Description of the task: When you set down the entries, keep every word exactly as it is but drop the pictures.

Excerpts from an interface dataset:

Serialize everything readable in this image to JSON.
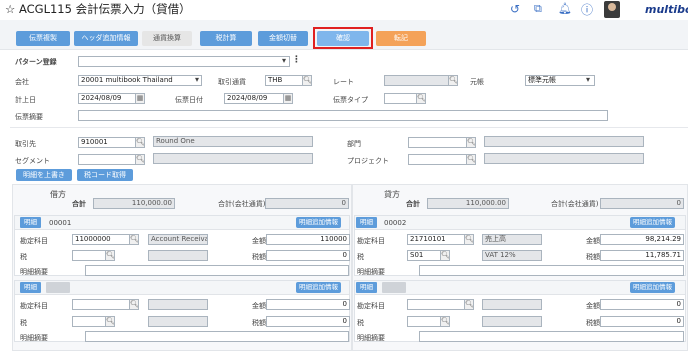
{
  "header": {
    "title": "ACGL115 会計伝票入力（貸借）",
    "star": "☆",
    "logo": "multibook"
  },
  "toolbar": [
    {
      "label": "伝票複製",
      "style": "blue"
    },
    {
      "label": "ヘッダ追加情報",
      "style": "blue"
    },
    {
      "label": "通貨換算",
      "style": "gray"
    },
    {
      "label": "税計算",
      "style": "blue"
    },
    {
      "label": "金額切替",
      "style": "blue"
    },
    {
      "label": "確認",
      "style": "sel"
    },
    {
      "label": "転記",
      "style": "orange"
    }
  ],
  "form": {
    "pattern_label": "パターン登録",
    "company_label": "会社",
    "company_value": "20001 multibook Thailand",
    "currency_label": "取引通貨",
    "currency_value": "THB",
    "rate_label": "レート",
    "ledger_label": "元帳",
    "ledger_value": "標準元帳",
    "post_date_label": "計上日",
    "post_date_value": "2024/08/09",
    "slip_date_label": "伝票日付",
    "slip_date_value": "2024/08/09",
    "slip_type_label": "伝票タイプ",
    "summary_label": "伝票摘要",
    "partner_label": "取引先",
    "partner_code": "910001",
    "partner_name": "Round One",
    "dept_label": "部門",
    "segment_label": "セグメント",
    "project_label": "プロジェクト",
    "copy_detail_button": "明細を上書き",
    "tax_code_button": "税コード取得"
  },
  "debit": {
    "side_label": "借方",
    "total_label": "合計",
    "total_value": "110,000.00",
    "company_total_label": "合計(会社通貨)",
    "company_total_value": "0",
    "line1": {
      "tag": "明細",
      "no": "00001",
      "add_label": "明細追加情報",
      "account_label": "勘定科目",
      "account_code": "11000000",
      "account_name": "Account Receiva",
      "amount_label": "金額",
      "amount_value": "110000",
      "tax_label": "税",
      "tax_amount_label": "税額",
      "tax_amount_value": "0",
      "memo_label": "明細摘要"
    },
    "line2": {
      "tag": "明細",
      "add_label": "明細追加情報",
      "account_label": "勘定科目",
      "amount_label": "金額",
      "amount_value": "0",
      "tax_label": "税",
      "tax_amount_label": "税額",
      "tax_amount_value": "0",
      "memo_label": "明細摘要"
    }
  },
  "credit": {
    "side_label": "貸方",
    "total_label": "合計",
    "total_value": "110,000.00",
    "company_total_label": "合計(会社通貨)",
    "company_total_value": "0",
    "line1": {
      "tag": "明細",
      "no": "00002",
      "add_label": "明細追加情報",
      "account_label": "勘定科目",
      "account_code": "21710101",
      "account_name": "売上高",
      "amount_label": "金額",
      "amount_value": "98,214.29",
      "tax_label": "税",
      "tax_code": "S01",
      "tax_name": "VAT 12%",
      "tax_amount_label": "税額",
      "tax_amount_value": "11,785.71",
      "memo_label": "明細摘要"
    },
    "line2": {
      "tag": "明細",
      "add_label": "明細追加情報",
      "account_label": "勘定科目",
      "amount_label": "金額",
      "amount_value": "0",
      "tax_label": "税",
      "tax_amount_label": "税額",
      "tax_amount_value": "0",
      "memo_label": "明細摘要"
    }
  }
}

Reply:
Serialize everything readable in this image to JSON.
{
  "header": {
    "title": "ACGL115 会計伝票入力（貸借）",
    "star": "☆",
    "logo": "multibook"
  },
  "toolbar": [
    {
      "label": "伝票複製",
      "style": "blue"
    },
    {
      "label": "ヘッダ追加情報",
      "style": "blue"
    },
    {
      "label": "通貨換算",
      "style": "gray"
    },
    {
      "label": "税計算",
      "style": "blue"
    },
    {
      "label": "金額切替",
      "style": "blue"
    },
    {
      "label": "確認",
      "style": "sel"
    },
    {
      "label": "転記",
      "style": "orange"
    }
  ],
  "form": {
    "pattern_label": "パターン登録",
    "company_label": "会社",
    "company_value": "20001 multibook Thailand",
    "currency_label": "取引通貨",
    "currency_value": "THB",
    "rate_label": "レート",
    "ledger_label": "元帳",
    "ledger_value": "標準元帳",
    "post_date_label": "計上日",
    "post_date_value": "2024/08/09",
    "slip_date_label": "伝票日付",
    "slip_date_value": "2024/08/09",
    "slip_type_label": "伝票タイプ",
    "summary_label": "伝票摘要",
    "partner_label": "取引先",
    "partner_code": "910001",
    "partner_name": "Round One",
    "dept_label": "部門",
    "segment_label": "セグメント",
    "project_label": "プロジェクト",
    "copy_detail_button": "明細を上書き",
    "tax_code_button": "税コード取得"
  },
  "debit": {
    "side_label": "借方",
    "total_label": "合計",
    "total_value": "110,000.00",
    "company_total_label": "合計(会社通貨)",
    "company_total_value": "0",
    "line1": {
      "tag": "明細",
      "no": "00001",
      "add_label": "明細追加情報",
      "account_label": "勘定科目",
      "account_code": "11000000",
      "account_name": "Account Receiva",
      "amount_label": "金額",
      "amount_value": "110000",
      "tax_label": "税",
      "tax_amount_label": "税額",
      "tax_amount_value": "0",
      "memo_label": "明細摘要"
    },
    "line2": {
      "tag": "明細",
      "add_label": "明細追加情報",
      "account_label": "勘定科目",
      "amount_label": "金額",
      "amount_value": "0",
      "tax_label": "税",
      "tax_amount_label": "税額",
      "tax_amount_value": "0",
      "memo_label": "明細摘要"
    }
  },
  "credit": {
    "side_label": "貸方",
    "total_label": "合計",
    "total_value": "110,000.00",
    "company_total_label": "合計(会社通貨)",
    "company_total_value": "0",
    "line1": {
      "tag": "明細",
      "no": "00002",
      "add_label": "明細追加情報",
      "account_label": "勘定科目",
      "account_code": "21710101",
      "account_name": "売上高",
      "amount_label": "金額",
      "amount_value": "98,214.29",
      "tax_label": "税",
      "tax_code": "S01",
      "tax_name": "VAT 12%",
      "tax_amount_label": "税額",
      "tax_amount_value": "11,785.71",
      "memo_label": "明細摘要"
    },
    "line2": {
      "tag": "明細",
      "add_label": "明細追加情報",
      "account_label": "勘定科目",
      "amount_label": "金額",
      "amount_value": "0",
      "tax_label": "税",
      "tax_amount_label": "税額",
      "tax_amount_value": "0",
      "memo_label": "明細摘要"
    }
  }
}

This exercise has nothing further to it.